▶ _Exercise directions_
Apart from the pictures, every entry should be reproduced exactly.

[Data excerpts]
[Start of section]
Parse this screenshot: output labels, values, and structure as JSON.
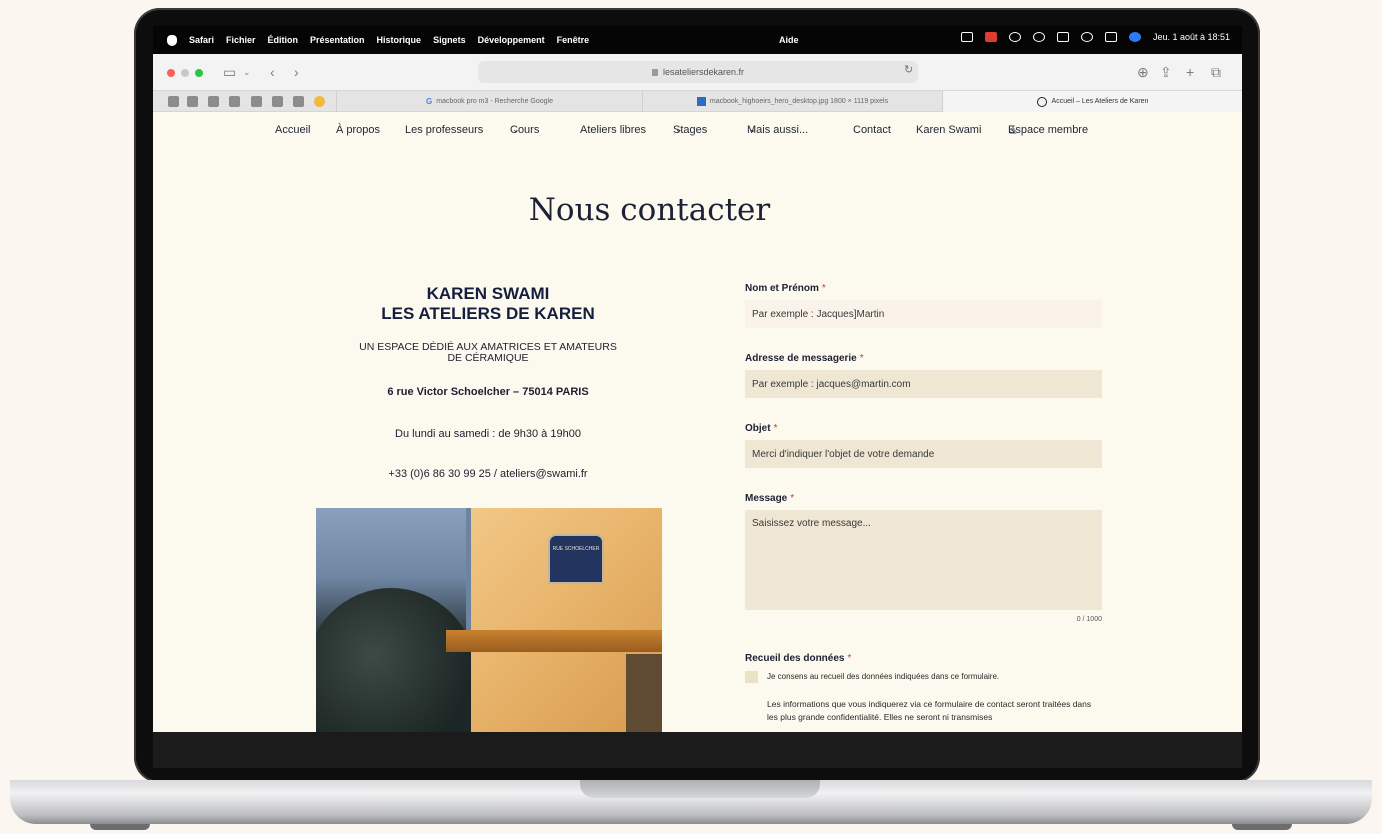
{
  "menubar": {
    "app": "Safari",
    "items": [
      "Fichier",
      "Édition",
      "Présentation",
      "Historique",
      "Signets",
      "Développement",
      "Fenêtre"
    ],
    "aide": "Aide",
    "clock": "Jeu. 1 août à 18:51"
  },
  "browser": {
    "url": "lesateliersdekaren.fr",
    "tabs": [
      {
        "label": "macbook pro m3 - Recherche Google"
      },
      {
        "label": "macbook_highoeirs_hero_desktop.jpg 1800 × 1119 pixels"
      },
      {
        "label": "Accueil – Les Ateliers de Karen"
      }
    ]
  },
  "nav": {
    "items": [
      "Accueil",
      "À propos",
      "Les professeurs",
      "Cours",
      "Ateliers libres",
      "Stages",
      "Mais aussi...",
      "Contact",
      "Karen Swami",
      "Espace membre"
    ]
  },
  "page": {
    "title": "Nous contacter",
    "name_line1": "KAREN SWAMI",
    "name_line2": "LES ATELIERS DE KAREN",
    "tagline_line1": "UN ESPACE DÉDIÉ AUX AMATRICES ET AMATEURS",
    "tagline_line2": "DE CÉRAMIQUE",
    "address": "6 rue Victor Schoelcher – 75014 PARIS",
    "hours": "Du lundi au samedi : de 9h30 à 19h00",
    "phone": "+33 (0)6 86 30 99 25 / ateliers@swami.fr",
    "photo_sign": "RUE SCHOELCHER"
  },
  "form": {
    "name_label": "Nom et Prénom",
    "name_placeholder": "Par exemple : Jacques]Martin",
    "email_label": "Adresse de messagerie",
    "email_placeholder": "Par exemple : jacques@martin.com",
    "subject_label": "Objet",
    "subject_placeholder": "Merci d'indiquer l'objet de votre demande",
    "message_label": "Message",
    "message_placeholder": "Saisissez votre message...",
    "counter": "0 / 1000",
    "consent_title": "Recueil des données",
    "consent_label": "Je consens au recueil des données indiquées dans ce formulaire.",
    "info_text": "Les informations que vous indiquerez via ce formulaire de contact seront traitées dans les plus grande confidentialité. Elles ne seront ni transmises",
    "required_mark": "*"
  },
  "colors": {
    "page_bg": "#fcf9ef",
    "field_bg": "#efe7d3",
    "heading": "#161e3e"
  }
}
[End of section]
▶ _Written answer_
Parse this screenshot: output labels, values, and structure as JSON.
{
  "menubar": {
    "app": "Safari",
    "items": [
      "Fichier",
      "Édition",
      "Présentation",
      "Historique",
      "Signets",
      "Développement",
      "Fenêtre"
    ],
    "aide": "Aide",
    "clock": "Jeu. 1 août à 18:51"
  },
  "browser": {
    "url": "lesateliersdekaren.fr",
    "tabs": [
      {
        "label": "macbook pro m3 - Recherche Google"
      },
      {
        "label": "macbook_highoeirs_hero_desktop.jpg 1800 × 1119 pixels"
      },
      {
        "label": "Accueil – Les Ateliers de Karen"
      }
    ]
  },
  "nav": {
    "items": [
      "Accueil",
      "À propos",
      "Les professeurs",
      "Cours",
      "Ateliers libres",
      "Stages",
      "Mais aussi...",
      "Contact",
      "Karen Swami",
      "Espace membre"
    ]
  },
  "page": {
    "title": "Nous contacter",
    "name_line1": "KAREN SWAMI",
    "name_line2": "LES ATELIERS DE KAREN",
    "tagline_line1": "UN ESPACE DÉDIÉ AUX AMATRICES ET AMATEURS",
    "tagline_line2": "DE CÉRAMIQUE",
    "address": "6 rue Victor Schoelcher – 75014 PARIS",
    "hours": "Du lundi au samedi : de 9h30 à 19h00",
    "phone": "+33 (0)6 86 30 99 25 / ateliers@swami.fr",
    "photo_sign": "RUE SCHOELCHER"
  },
  "form": {
    "name_label": "Nom et Prénom",
    "name_placeholder": "Par exemple : Jacques]Martin",
    "email_label": "Adresse de messagerie",
    "email_placeholder": "Par exemple : jacques@martin.com",
    "subject_label": "Objet",
    "subject_placeholder": "Merci d'indiquer l'objet de votre demande",
    "message_label": "Message",
    "message_placeholder": "Saisissez votre message...",
    "counter": "0 / 1000",
    "consent_title": "Recueil des données",
    "consent_label": "Je consens au recueil des données indiquées dans ce formulaire.",
    "info_text": "Les informations que vous indiquerez via ce formulaire de contact seront traitées dans les plus grande confidentialité. Elles ne seront ni transmises",
    "required_mark": "*"
  },
  "colors": {
    "page_bg": "#fcf9ef",
    "field_bg": "#efe7d3",
    "heading": "#161e3e"
  }
}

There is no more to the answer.